I know this because my team holds calls with our customers year-round. We ask loads of questions, and here is what they’re saying: they need access to real world examples, want to learn how to coach teams inside their organizations and gain the ability to carry them forward even after the trainer is gone. Some are stuck at square one, seeking buy-in from management. Others want stories from outside Silicon Valley, and beyond software development. They want case studies by industry and a way to connect with one another to talk about what they’re going through. They seek tools, want to learn how to use metrics, and would love to snag a mentor. The good news? We’re listening. We have a blog, training program, annual conference, and have just announced our traveling road-show called Lean Startup Labs with an inaugural enterprise-focused summit taking place this Spring in NYC. But lookout Detroit, New Orleans, and more — we’re coming for you in 2016 with themes around startups, social good, education and more.
Our company has so many stories and so much advice to share in many forms. In 2016 we’re going to get it all organized so that all of you can more easily access it. Want to learn how to build an mvp in the enterprise in the field of healthcare, for example? We’ve got you covered. Companies are looking to us to help them scale programs like GE’s FastWorks. Lean Startup Company houses the best faculty and advisors in the world of Lean Startup, and if we don’t have the solution, we’ll help you find someone who does.
Then and now.
People used to do stuff the old way; you know, spend years building something before they ever put it in the hands of a customer. One of the most exciting parts of my job is talking to people who are finding Lean Startup for the first time, helping them gain support from their peers or superiors, and seeing their utter enthusiasm for this stuff. People are using Lean Startup in new and unique ways. Some we don’t recommend, like dating or child-rearing. Others, we’ve found inspiring.
Erica Swallow from Little Rock, AK is using Lean Startup in high schools. Ken Howard is using it at his church. Tiffani Bell used the approach to build a nonprofit that tackles the Detroit water shortage. Anthony Fraser uses it to bring entrepreneurship to underrepresented, minority, and low-income communities.
Continuing to consume Lean Startup education.
As a kid who grew up in small-town Indiana, I never thought I’d be hanging out with so many authors. Practitioners are writing books, teaching masterclasses, and hosting meetups around the globe. Eric Ries, my business partner and author of The Lean Startup, recently became the most successful author in Kickstarter history for crowdsourcing a workbook called The Leader’s Guide, which is the mvp for his next book, The Startup Way. He’s currently using a community platform called Mightybell to engage thousands of people in the curriculum he’s developed over the past few years during his work with startups and corporations.
Helping folks learn from each other.
We’ve created a Slack channel, LinkedIn group, ambassador program, and university outreach program. We give free Lean Startup 101 training courses to accelerators and startups, invite underserved groups to our annual conference, and provide a livestream at no cost. As an organization we’re always looking to support people beyond our little bubble, and beyond tech. One of the potential clients I’m most excited about working with in the near future is the Environmental Protection Agency (EPA).

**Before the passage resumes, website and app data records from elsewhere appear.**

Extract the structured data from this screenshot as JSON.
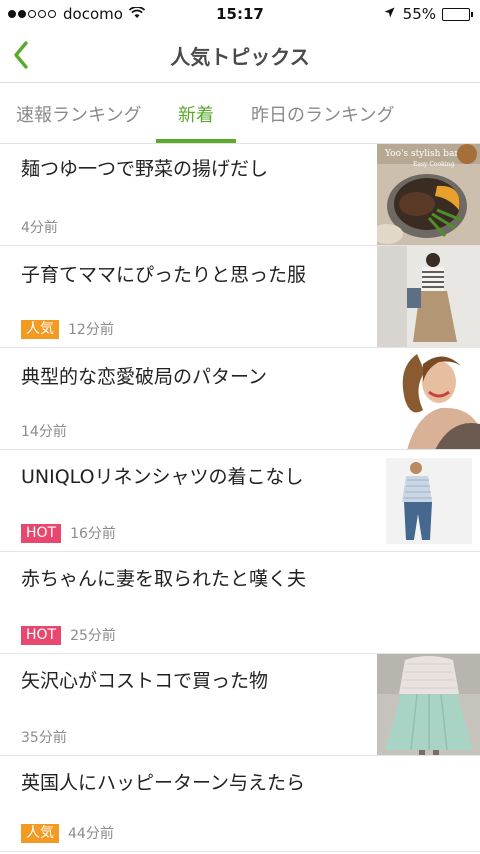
{
  "status_bar": {
    "carrier": "docomo",
    "time": "15:17",
    "battery": "55%",
    "battery_level": 0.55
  },
  "nav": {
    "title": "人気トピックス"
  },
  "tabs": [
    {
      "label": "速報ランキング",
      "active": false
    },
    {
      "label": "新着",
      "active": true
    },
    {
      "label": "昨日のランキング",
      "active": false
    }
  ],
  "items": [
    {
      "title": "麺つゆ一つで野菜の揚げだし",
      "badge": "",
      "time": "4分前",
      "thumb_text": {
        "line1": "Yoo's stylish bar",
        "line2": "Easy Cooking"
      }
    },
    {
      "title": "子育てママにぴったりと思った服",
      "badge": "人気",
      "time": "12分前"
    },
    {
      "title": "典型的な恋愛破局のパターン",
      "badge": "",
      "time": "14分前"
    },
    {
      "title": "UNIQLOリネンシャツの着こなし",
      "badge": "HOT",
      "time": "16分前"
    },
    {
      "title": "赤ちゃんに妻を取られたと嘆く夫",
      "badge": "HOT",
      "time": "25分前"
    },
    {
      "title": "矢沢心がコストコで買った物",
      "badge": "",
      "time": "35分前"
    },
    {
      "title": "英国人にハッピーターン与えたら",
      "badge": "人気",
      "time": "44分前"
    }
  ],
  "colors": {
    "accent": "#5aaa2c",
    "badge_ninki": "#f29a22",
    "badge_hot": "#e8486d"
  }
}
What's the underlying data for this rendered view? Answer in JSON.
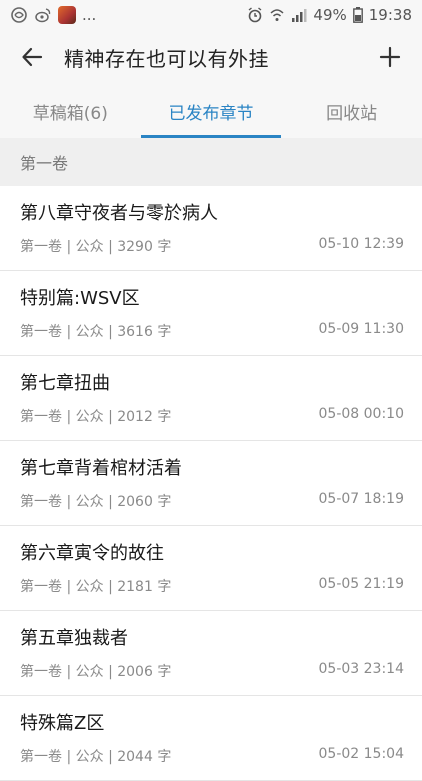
{
  "statusbar": {
    "left_dots": "...",
    "battery": "49%",
    "time": "19:38"
  },
  "header": {
    "title": "精神存在也可以有外挂",
    "back_icon": "arrow-left-icon",
    "add_icon": "plus-icon"
  },
  "tabs": [
    {
      "label": "草稿箱(6)",
      "active": false
    },
    {
      "label": "已发布章节",
      "active": true
    },
    {
      "label": "回收站",
      "active": false
    }
  ],
  "colors": {
    "accent": "#2a84c4"
  },
  "section": {
    "label": "第一卷"
  },
  "chapters": [
    {
      "title": "第八章守夜者与零於病人",
      "meta": "第一卷 | 公众 | 3290 字",
      "date": "05-10 12:39"
    },
    {
      "title": "特别篇:WSV区",
      "meta": "第一卷 | 公众 | 3616 字",
      "date": "05-09 11:30"
    },
    {
      "title": "第七章扭曲",
      "meta": "第一卷 | 公众 | 2012 字",
      "date": "05-08 00:10"
    },
    {
      "title": "第七章背着棺材活着",
      "meta": "第一卷 | 公众 | 2060 字",
      "date": "05-07 18:19"
    },
    {
      "title": "第六章寅令的故往",
      "meta": "第一卷 | 公众 | 2181 字",
      "date": "05-05 21:19"
    },
    {
      "title": "第五章独裁者",
      "meta": "第一卷 | 公众 | 2006 字",
      "date": "05-03 23:14"
    },
    {
      "title": "特殊篇Z区",
      "meta": "第一卷 | 公众 | 2044 字",
      "date": "05-02 15:04"
    }
  ]
}
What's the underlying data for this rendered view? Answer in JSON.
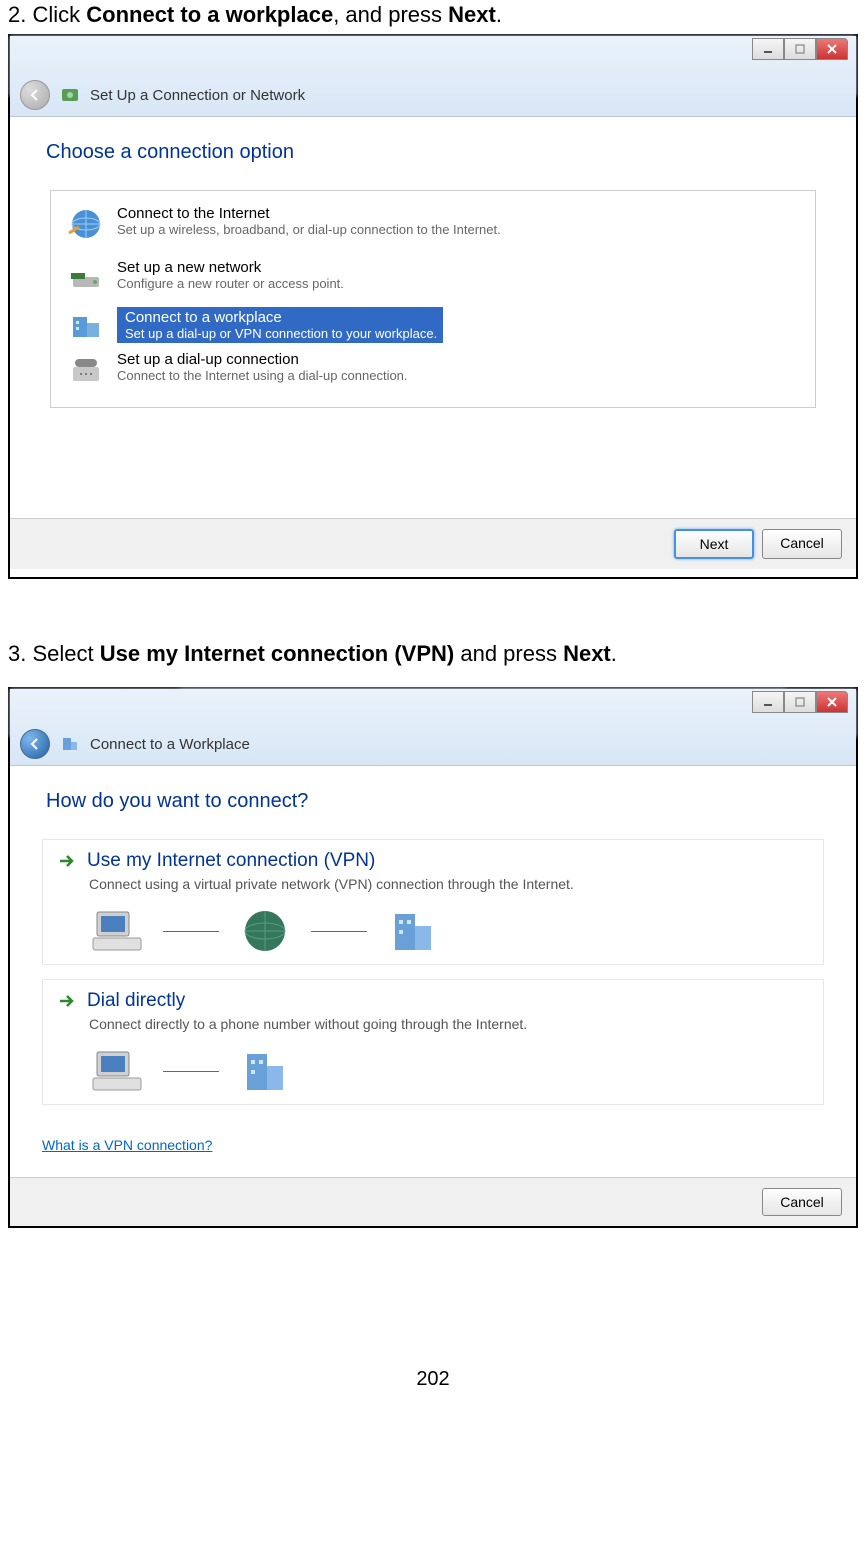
{
  "step2": {
    "prefix": "2. Click ",
    "bold1": "Connect to a workplace",
    "mid": ", and press ",
    "bold2": "Next",
    "suffix": ".",
    "window_title": "Set Up a Connection or Network",
    "heading": "Choose a connection option",
    "options": [
      {
        "title": "Connect to the Internet",
        "sub": "Set up a wireless, broadband, or dial-up connection to the Internet."
      },
      {
        "title": "Set up a new network",
        "sub": "Configure a new router or access point."
      },
      {
        "title": "Connect to a workplace",
        "sub": "Set up a dial-up or VPN connection to your workplace."
      },
      {
        "title": "Set up a dial-up connection",
        "sub": "Connect to the Internet using a dial-up connection."
      }
    ],
    "next_label": "Next",
    "cancel_label": "Cancel"
  },
  "step3": {
    "prefix": "3. Select ",
    "bold1": "Use my Internet connection (VPN)",
    "mid": " and press ",
    "bold2": "Next",
    "suffix": ".",
    "window_title": "Connect to a Workplace",
    "heading": "How do you want to connect?",
    "choices": [
      {
        "title": "Use my Internet connection (VPN)",
        "sub": "Connect using a virtual private network (VPN) connection through the Internet."
      },
      {
        "title": "Dial directly",
        "sub": "Connect directly to a phone number without going through the Internet."
      }
    ],
    "help_link": "What is a VPN connection?",
    "cancel_label": "Cancel"
  },
  "page_number": "202"
}
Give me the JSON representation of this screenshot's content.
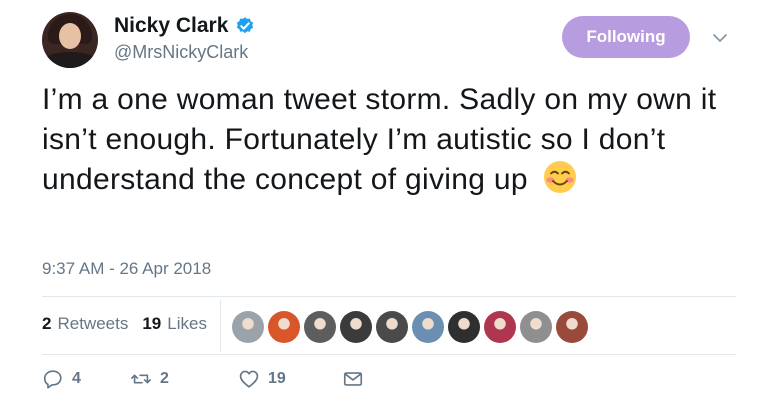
{
  "author": {
    "display_name": "Nicky Clark",
    "handle": "@MrsNickyClark",
    "verified": true
  },
  "follow_button": {
    "label": "Following",
    "color": "#b79cdf"
  },
  "tweet": {
    "text": "I’m a one woman tweet storm. Sadly on my own it isn’t enough. Fortunately I’m autistic so I don’t understand the concept of giving up",
    "emoji": "smiling-face-with-blush-emoji",
    "timestamp": "9:37 AM - 26 Apr 2018"
  },
  "stats": {
    "retweets_count": "2",
    "retweets_label": "Retweets",
    "likes_count": "19",
    "likes_label": "Likes"
  },
  "likers": [
    {
      "icon": "liker-avatar-1",
      "color": "#9aa3aa"
    },
    {
      "icon": "liker-avatar-2",
      "color": "#d9562b"
    },
    {
      "icon": "liker-avatar-3",
      "color": "#5d5d5d"
    },
    {
      "icon": "liker-avatar-4",
      "color": "#3b3b3b"
    },
    {
      "icon": "liker-avatar-5",
      "color": "#4a4a4a"
    },
    {
      "icon": "liker-avatar-6",
      "color": "#6b8fb0"
    },
    {
      "icon": "liker-avatar-7",
      "color": "#2f2f2f"
    },
    {
      "icon": "liker-avatar-8",
      "color": "#b0364f"
    },
    {
      "icon": "liker-avatar-9",
      "color": "#8f8f8f"
    },
    {
      "icon": "liker-avatar-10",
      "color": "#9a4a3a"
    }
  ],
  "actions": {
    "reply_count": "4",
    "retweet_count": "2",
    "like_count": "19"
  },
  "colors": {
    "text": "#14171a",
    "muted": "#657786",
    "verified": "#1da1f2",
    "divider": "#e1e8ed"
  }
}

The movement continues to grow and evolve, and what my team is doing right now is an mvp for the future of Lean Startup.
We interact with the world through our blog, engage with everyday stories by hosting you on our webcast and podcast series’, thousands of people gather at our annual conference and in dozens of cities around the world via livestream, and nearly everyday I get to talk to someone new about our training program.
Not everyone can build rocketships or cure diseases, but I believe that the people in our community are tackling some of the biggest issues of our time. Lean Startup practitioners are a serious group of learners, and we welcome you to continue to learn and grow with us as we step into 2016.